Trust Working With Fresh Grads
I’m a veteran computer programmer. I’ve been around long enough where I’ve done most things and seen plenty more. There’s really nothing genuinely surprising to me anymore, but I keep searching for new challenges.
One of my favorite things at work is getting an opportunity to coach a new teammate. Particularly a fresh grad. If I really do possess any valuable experience I want to help an eager young person, new in their career, turbo-start past some of the hurdles I stumbled over.
That new hire has to trust me:
- That I genuinely have her best intentions at heart.
- That I’m not holding back any details that will help her learn her job.
- That I really did do the things I claim I did, and my advice is based on reality.
When I can mentor, coach, and lead my teammates I’m making them better. Better for me to deliver worth with, better for themselves in their career, and better members of the company.
Trust Working With Peers
I’ve been writing code for 30+ years. I’ve come to realize tech is always changing. Our dynamic industry is one of the things that keeps me engaged and curious. What’s going to happen next? How can I learn something new and bring it into my career?
As a professional I need to be self-aware enough to realize when I’m stuck on a problem. If it comes to a point where I’m just grinding away on a solution that isn’t heading to a finish I’m wasting my time. Worst yet, I’m taking productive time away from my teammates.

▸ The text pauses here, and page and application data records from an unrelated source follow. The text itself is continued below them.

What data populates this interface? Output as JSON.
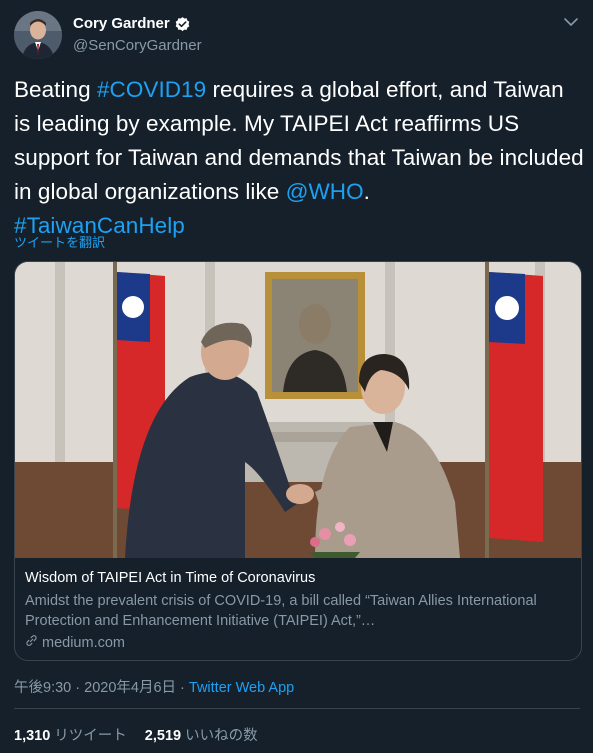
{
  "author": {
    "display_name": "Cory Gardner",
    "handle": "@SenCoryGardner"
  },
  "tweet": {
    "text_1": "Beating ",
    "hashtag_covid": "#COVID19",
    "text_2": " requires a global effort, and Taiwan is leading by example. My TAIPEI Act reaffirms US support for Taiwan and demands that Taiwan be included in global organizations like ",
    "mention_who": "@WHO",
    "text_3": ".",
    "hashtag_taiwan": "#TaiwanCanHelp",
    "translate_label": "ツイートを翻訳"
  },
  "card": {
    "title": "Wisdom of TAIPEI Act in Time of Coronavirus",
    "description": "Amidst the prevalent crisis of COVID-19, a bill called “Taiwan Allies International Protection and Enhancement Initiative (TAIPEI) Act,”…",
    "domain": "medium.com"
  },
  "meta": {
    "time": "午後9:30",
    "separator": " · ",
    "date": "2020年4月6日",
    "separator2": " · ",
    "app": "Twitter Web App"
  },
  "stats": {
    "retweets_count": "1,310",
    "retweets_label": "リツイート",
    "likes_count": "2,519",
    "likes_label": "いいねの数"
  },
  "colors": {
    "background": "#15202b",
    "link": "#1da1f2",
    "secondary": "#8899a6",
    "border": "#38444d"
  },
  "icons": [
    "verified-badge-icon",
    "chevron-down-icon",
    "link-icon"
  ]
}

That’s when I must trust my teammates:
- That I won’t be embarrassed asking them to sit down, and help me troubleshoot my problem.
- That I can bounce my idea off of them, no matter how dumb it is, and receive their constructive criticism.
- That I should believe in them when they tell us they’ll be done on time.
When I can collaborate, delegate, and learn with my teammates we’re getting more done together. Delivering more value to our users, inventing more tech with each other, and drive growth of our project.
Trust Working With Managers
We all answer to someone. Good managers understand that mistakes happen and aren’t failures to be punished.
Managers and direct reports adhere to trust:
- I need to realize my manager trusts me to deliver because she has someone she reports reports to, and has made delivery commitments to them.
- I need to believe my manager understands mistakes happen, and aren’t failures waiting to be punished.
- I need to show that I’m trustworthy enough to operate with autonomy, and I’ll gain more trust over time as I execute on our shared plan.
When I can align with my management chain we’re growing the company better. I can have a broader impact within the organization, I can get my fair share of resources, and I we can have a stronger impact across the company.
Trust in the Government
I’m not the only one thinking about trust. Some really cool references are available if you go and search for them.
One that’s stuck with me ever since I was a kid is attributed to a Russian writer advising former president Ronald Reagan. She taught him about a traditional Russian proverb that guided his point-of-view negotiating with his Russian counterpart:
“Trust but verify”
Trust at Google
Google recently conducted a study to learn what makes a high-performing team. Why are some groups so good together? The identified 180 teams and analyzed their people. The famous tech company wondered if there was a particular technology that powered them, or if a certain process lead to their relatively great productivity.
They were eager to understand how the best teams worked. I can guess Google wanted to distribute that magical aspect across their organization making everyone work better together. Finally, the published report listed five qualities to a successful team. The first quality struck at the heart of trust:
“Psychological safety: Can we take risks on this team without feeling insecure or embarrassed?”
Do You Need More Trust?
Now that I’ve highlighted what I know about trust, and how I do better when I have it, do you see that quality in your favorite teams?
If you don’t have enough trust do you think you’ll ask for it, and give it back to your people?
I’ll close by offering one last bit of advice, “Doveryai, no proveryai”!